Instructions to follow:
Send back every line of the data exactly.

Page and application data records:
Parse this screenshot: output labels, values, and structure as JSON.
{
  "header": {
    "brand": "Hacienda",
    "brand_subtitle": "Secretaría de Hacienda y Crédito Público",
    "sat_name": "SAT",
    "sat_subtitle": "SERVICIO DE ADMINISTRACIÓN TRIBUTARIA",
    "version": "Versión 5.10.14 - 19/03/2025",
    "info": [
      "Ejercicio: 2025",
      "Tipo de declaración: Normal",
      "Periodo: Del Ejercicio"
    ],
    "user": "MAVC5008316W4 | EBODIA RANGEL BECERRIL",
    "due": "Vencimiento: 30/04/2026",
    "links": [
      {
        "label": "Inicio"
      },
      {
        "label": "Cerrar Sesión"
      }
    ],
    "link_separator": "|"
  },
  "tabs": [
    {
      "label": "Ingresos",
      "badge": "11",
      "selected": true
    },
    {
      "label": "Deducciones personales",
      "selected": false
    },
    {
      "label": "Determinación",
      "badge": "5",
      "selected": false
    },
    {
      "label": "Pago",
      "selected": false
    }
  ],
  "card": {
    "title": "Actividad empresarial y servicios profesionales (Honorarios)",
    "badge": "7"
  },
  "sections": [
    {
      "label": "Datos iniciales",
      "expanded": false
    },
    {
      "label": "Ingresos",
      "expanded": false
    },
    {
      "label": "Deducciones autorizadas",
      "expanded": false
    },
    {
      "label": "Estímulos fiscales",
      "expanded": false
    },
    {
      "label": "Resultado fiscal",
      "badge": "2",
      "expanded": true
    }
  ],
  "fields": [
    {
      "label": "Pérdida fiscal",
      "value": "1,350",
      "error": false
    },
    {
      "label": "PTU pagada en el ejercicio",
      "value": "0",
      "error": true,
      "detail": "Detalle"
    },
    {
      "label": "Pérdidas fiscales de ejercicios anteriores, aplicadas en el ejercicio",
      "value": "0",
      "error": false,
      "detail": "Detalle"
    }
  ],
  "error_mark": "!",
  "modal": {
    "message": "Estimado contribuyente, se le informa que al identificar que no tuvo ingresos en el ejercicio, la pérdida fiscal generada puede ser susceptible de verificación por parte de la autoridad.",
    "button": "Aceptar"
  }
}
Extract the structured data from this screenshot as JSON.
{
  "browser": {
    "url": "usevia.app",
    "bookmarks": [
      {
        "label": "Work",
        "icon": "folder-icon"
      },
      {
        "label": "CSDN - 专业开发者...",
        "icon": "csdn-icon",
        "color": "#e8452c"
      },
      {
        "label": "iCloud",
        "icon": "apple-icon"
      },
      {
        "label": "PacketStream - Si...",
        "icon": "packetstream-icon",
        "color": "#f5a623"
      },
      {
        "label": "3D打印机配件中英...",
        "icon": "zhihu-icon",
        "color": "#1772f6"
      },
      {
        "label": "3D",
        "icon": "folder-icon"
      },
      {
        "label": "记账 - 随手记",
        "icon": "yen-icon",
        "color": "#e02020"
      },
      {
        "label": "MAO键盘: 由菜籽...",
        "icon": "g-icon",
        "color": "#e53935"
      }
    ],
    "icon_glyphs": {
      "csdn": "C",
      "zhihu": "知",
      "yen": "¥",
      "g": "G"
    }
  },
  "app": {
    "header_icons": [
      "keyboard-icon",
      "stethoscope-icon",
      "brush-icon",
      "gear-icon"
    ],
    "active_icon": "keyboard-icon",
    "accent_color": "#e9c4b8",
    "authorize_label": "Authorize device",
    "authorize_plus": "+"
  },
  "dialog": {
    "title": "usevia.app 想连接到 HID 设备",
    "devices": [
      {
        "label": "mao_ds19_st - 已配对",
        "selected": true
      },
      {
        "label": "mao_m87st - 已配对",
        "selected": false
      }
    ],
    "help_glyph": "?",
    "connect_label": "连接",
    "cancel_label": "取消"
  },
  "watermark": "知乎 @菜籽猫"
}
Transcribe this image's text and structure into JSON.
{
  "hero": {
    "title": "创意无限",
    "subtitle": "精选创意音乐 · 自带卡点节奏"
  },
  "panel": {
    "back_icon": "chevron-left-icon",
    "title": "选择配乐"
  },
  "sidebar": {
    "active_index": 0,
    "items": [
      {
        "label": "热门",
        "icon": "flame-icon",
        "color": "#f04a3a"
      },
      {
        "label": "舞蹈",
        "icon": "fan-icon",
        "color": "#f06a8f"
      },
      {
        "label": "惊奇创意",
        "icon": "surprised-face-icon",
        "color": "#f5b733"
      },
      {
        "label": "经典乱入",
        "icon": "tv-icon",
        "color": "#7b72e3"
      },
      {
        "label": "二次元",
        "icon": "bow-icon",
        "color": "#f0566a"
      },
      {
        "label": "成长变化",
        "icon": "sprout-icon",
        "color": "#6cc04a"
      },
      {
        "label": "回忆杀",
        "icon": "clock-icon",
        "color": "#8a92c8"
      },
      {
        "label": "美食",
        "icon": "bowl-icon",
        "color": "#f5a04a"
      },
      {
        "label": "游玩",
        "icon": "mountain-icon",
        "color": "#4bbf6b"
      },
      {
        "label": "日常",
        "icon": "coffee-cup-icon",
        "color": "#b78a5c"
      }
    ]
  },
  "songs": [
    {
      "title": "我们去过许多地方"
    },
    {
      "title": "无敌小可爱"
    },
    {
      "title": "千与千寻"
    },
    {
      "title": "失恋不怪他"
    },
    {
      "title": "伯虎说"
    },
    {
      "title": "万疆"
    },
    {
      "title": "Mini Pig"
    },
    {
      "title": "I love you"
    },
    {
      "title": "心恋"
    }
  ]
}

Response to the exercise:
Parse this screenshot: output labels, values, and structure as JSON.
{
  "header": {
    "brand": "Hacienda",
    "brand_subtitle": "Secretaría de Hacienda y Crédito Público",
    "sat_name": "SAT",
    "sat_subtitle": "SERVICIO DE ADMINISTRACIÓN TRIBUTARIA",
    "version": "Versión 5.10.14 - 19/03/2025",
    "info": [
      "Ejercicio: 2025",
      "Tipo de declaración: Normal",
      "Periodo: Del Ejercicio"
    ],
    "user": "MAVC5008316W4 | EBODIA RANGEL BECERRIL",
    "due": "Vencimiento: 30/04/2026",
    "links": [
      {
        "label": "Inicio"
      },
      {
        "label": "Cerrar Sesión"
      }
    ],
    "link_separator": "|"
  },
  "tabs": [
    {
      "label": "Ingresos",
      "badge": "11",
      "selected": true
    },
    {
      "label": "Deducciones personales",
      "selected": false
    },
    {
      "label": "Determinación",
      "badge": "5",
      "selected": false
    },
    {
      "label": "Pago",
      "selected": false
    }
  ],
  "card": {
    "title": "Actividad empresarial y servicios profesionales (Honorarios)",
    "badge": "7"
  },
  "sections": [
    {
      "label": "Datos iniciales",
      "expanded": false
    },
    {
      "label": "Ingresos",
      "expanded": false
    },
    {
      "label": "Deducciones autorizadas",
      "expanded": false
    },
    {
      "label": "Estímulos fiscales",
      "expanded": false
    },
    {
      "label": "Resultado fiscal",
      "badge": "2",
      "expanded": true
    }
  ],
  "fields": [
    {
      "label": "Pérdida fiscal",
      "value": "1,350",
      "error": false
    },
    {
      "label": "PTU pagada en el ejercicio",
      "value": "0",
      "error": true,
      "detail": "Detalle"
    },
    {
      "label": "Pérdidas fiscales de ejercicios anteriores, aplicadas en el ejercicio",
      "value": "0",
      "error": false,
      "detail": "Detalle"
    }
  ],
  "error_mark": "!",
  "modal": {
    "message": "Estimado contribuyente, se le informa que al identificar que no tuvo ingresos en el ejercicio, la pérdida fiscal generada puede ser susceptible de verificación por parte de la autoridad.",
    "button": "Aceptar"
  }
}
Extract the structured data from this screenshot as JSON.
{
  "browser": {
    "url": "usevia.app",
    "bookmarks": [
      {
        "label": "Work",
        "icon": "folder-icon"
      },
      {
        "label": "CSDN - 专业开发者...",
        "icon": "csdn-icon",
        "color": "#e8452c"
      },
      {
        "label": "iCloud",
        "icon": "apple-icon"
      },
      {
        "label": "PacketStream - Si...",
        "icon": "packetstream-icon",
        "color": "#f5a623"
      },
      {
        "label": "3D打印机配件中英...",
        "icon": "zhihu-icon",
        "color": "#1772f6"
      },
      {
        "label": "3D",
        "icon": "folder-icon"
      },
      {
        "label": "记账 - 随手记",
        "icon": "yen-icon",
        "color": "#e02020"
      },
      {
        "label": "MAO键盘: 由菜籽...",
        "icon": "g-icon",
        "color": "#e53935"
      }
    ],
    "icon_glyphs": {
      "csdn": "C",
      "zhihu": "知",
      "yen": "¥",
      "g": "G"
    }
  },
  "app": {
    "header_icons": [
      "keyboard-icon",
      "stethoscope-icon",
      "brush-icon",
      "gear-icon"
    ],
    "active_icon": "keyboard-icon",
    "accent_color": "#e9c4b8",
    "authorize_label": "Authorize device",
    "authorize_plus": "+"
  },
  "dialog": {
    "title": "usevia.app 想连接到 HID 设备",
    "devices": [
      {
        "label": "mao_ds19_st - 已配对",
        "selected": true
      },
      {
        "label": "mao_m87st - 已配对",
        "selected": false
      }
    ],
    "help_glyph": "?",
    "connect_label": "连接",
    "cancel_label": "取消"
  },
  "watermark": "知乎 @菜籽猫"
}
Transcribe this image's text and structure into JSON.
{
  "hero": {
    "title": "创意无限",
    "subtitle": "精选创意音乐 · 自带卡点节奏"
  },
  "panel": {
    "back_icon": "chevron-left-icon",
    "title": "选择配乐"
  },
  "sidebar": {
    "active_index": 0,
    "items": [
      {
        "label": "热门",
        "icon": "flame-icon",
        "color": "#f04a3a"
      },
      {
        "label": "舞蹈",
        "icon": "fan-icon",
        "color": "#f06a8f"
      },
      {
        "label": "惊奇创意",
        "icon": "surprised-face-icon",
        "color": "#f5b733"
      },
      {
        "label": "经典乱入",
        "icon": "tv-icon",
        "color": "#7b72e3"
      },
      {
        "label": "二次元",
        "icon": "bow-icon",
        "color": "#f0566a"
      },
      {
        "label": "成长变化",
        "icon": "sprout-icon",
        "color": "#6cc04a"
      },
      {
        "label": "回忆杀",
        "icon": "clock-icon",
        "color": "#8a92c8"
      },
      {
        "label": "美食",
        "icon": "bowl-icon",
        "color": "#f5a04a"
      },
      {
        "label": "游玩",
        "icon": "mountain-icon",
        "color": "#4bbf6b"
      },
      {
        "label": "日常",
        "icon": "coffee-cup-icon",
        "color": "#b78a5c"
      }
    ]
  },
  "songs": [
    {
      "title": "我们去过许多地方"
    },
    {
      "title": "无敌小可爱"
    },
    {
      "title": "千与千寻"
    },
    {
      "title": "失恋不怪他"
    },
    {
      "title": "伯虎说"
    },
    {
      "title": "万疆"
    },
    {
      "title": "Mini Pig"
    },
    {
      "title": "I love you"
    },
    {
      "title": "心恋"
    }
  ]
}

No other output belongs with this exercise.